Komárno, Menház

Today the center of Jewish religious and cultural life in Komárno, the Menház (former Jewish poorhouse) compound, built in 1896, comprises the former Jewish old-age home and its synagogue. A single-story, L-shaped, neo-Gothic complex with unplastered brick façades, the Menház stands at the intersection of two streets, with its main entrance on the corner. The synagogue is located at the northern rear side of the complex and has a charming Gothic interior that retains its original furniture and highly decorative cast-iron tie bars. A Holocaust monument with a memorial book honoring victims from Komárno stands at the northern wall. The sanctuary recently underwent a full restoration. A few years ago, the municipality mounted two black Holocaust memorial plaques on the synagogue façade. Visitors should not miss the Micromuseum of Ármin Schnitzer, a small permanent exhibition dedicated to heritage of the local Jewish community. Presenting the Jewish home, holidays and synagogue, as well as commemorating Holocaust victims and telling family stories, this museum as an integral part of community affairs. The neo-Gothic house synagogue is still in use and can be also visited.
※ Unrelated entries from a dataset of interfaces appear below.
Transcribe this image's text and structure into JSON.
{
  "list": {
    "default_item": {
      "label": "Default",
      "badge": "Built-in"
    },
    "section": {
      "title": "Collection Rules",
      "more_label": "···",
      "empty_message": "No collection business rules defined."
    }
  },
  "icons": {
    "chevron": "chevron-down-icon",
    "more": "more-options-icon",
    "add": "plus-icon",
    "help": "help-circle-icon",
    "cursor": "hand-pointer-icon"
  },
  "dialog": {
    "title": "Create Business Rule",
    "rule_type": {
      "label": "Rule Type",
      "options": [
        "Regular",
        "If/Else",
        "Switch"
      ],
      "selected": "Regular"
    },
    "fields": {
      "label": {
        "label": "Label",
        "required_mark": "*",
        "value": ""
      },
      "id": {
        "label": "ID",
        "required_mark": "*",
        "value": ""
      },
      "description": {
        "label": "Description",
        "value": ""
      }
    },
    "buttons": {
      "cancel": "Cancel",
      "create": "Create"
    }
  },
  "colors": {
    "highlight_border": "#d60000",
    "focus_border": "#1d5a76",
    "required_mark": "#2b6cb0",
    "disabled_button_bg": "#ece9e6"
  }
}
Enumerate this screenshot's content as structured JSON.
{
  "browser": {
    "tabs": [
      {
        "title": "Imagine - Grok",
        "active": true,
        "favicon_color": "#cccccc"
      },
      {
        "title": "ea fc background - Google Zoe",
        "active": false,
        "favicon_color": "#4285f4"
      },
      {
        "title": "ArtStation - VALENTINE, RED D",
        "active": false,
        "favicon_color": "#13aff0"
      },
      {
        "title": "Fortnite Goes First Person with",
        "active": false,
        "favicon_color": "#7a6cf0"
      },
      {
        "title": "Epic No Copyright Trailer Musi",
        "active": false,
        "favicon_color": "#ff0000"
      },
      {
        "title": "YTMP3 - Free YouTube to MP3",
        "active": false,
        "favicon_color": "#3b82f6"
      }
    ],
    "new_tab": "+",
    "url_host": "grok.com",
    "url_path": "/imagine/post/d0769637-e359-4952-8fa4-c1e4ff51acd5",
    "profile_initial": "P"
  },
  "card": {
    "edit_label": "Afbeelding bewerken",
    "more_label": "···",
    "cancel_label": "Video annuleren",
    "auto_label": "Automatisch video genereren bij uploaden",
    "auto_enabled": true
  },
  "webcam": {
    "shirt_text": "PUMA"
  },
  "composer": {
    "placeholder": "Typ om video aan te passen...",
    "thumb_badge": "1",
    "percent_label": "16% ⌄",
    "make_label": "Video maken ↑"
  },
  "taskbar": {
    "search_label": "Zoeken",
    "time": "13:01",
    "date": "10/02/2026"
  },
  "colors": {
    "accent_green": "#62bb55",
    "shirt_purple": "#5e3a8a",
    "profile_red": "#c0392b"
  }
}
The modern Jewish settlement in Komárno began in the eighteenth century. In the space of 50 years the number of Jews almost tripled, from 849 (1850) to 2,296 (1900). After the 1868-1869 Pest Congress, the Komárno community joined the Neolog movement; a separate Orthodox community was established in 1880. The two communities used the same cemetery, which was split into two sections. Three former synagogues still stand today; the former Orthodox synagogue was integrated into the complex of a (non-Jewish) old age home. The Neolog Temple is used as a sports club. The oldest synagogue has been restored at Europe Square in the town center. In 1941 there were 2,734 Jews in Komárno. They were deported to Auschwitz in 1944; only 248 survived. There is still an active Jewish community in the town, however. It serves today as an important cross-border center of Jewish religious and cultural life.


Eötvösa 15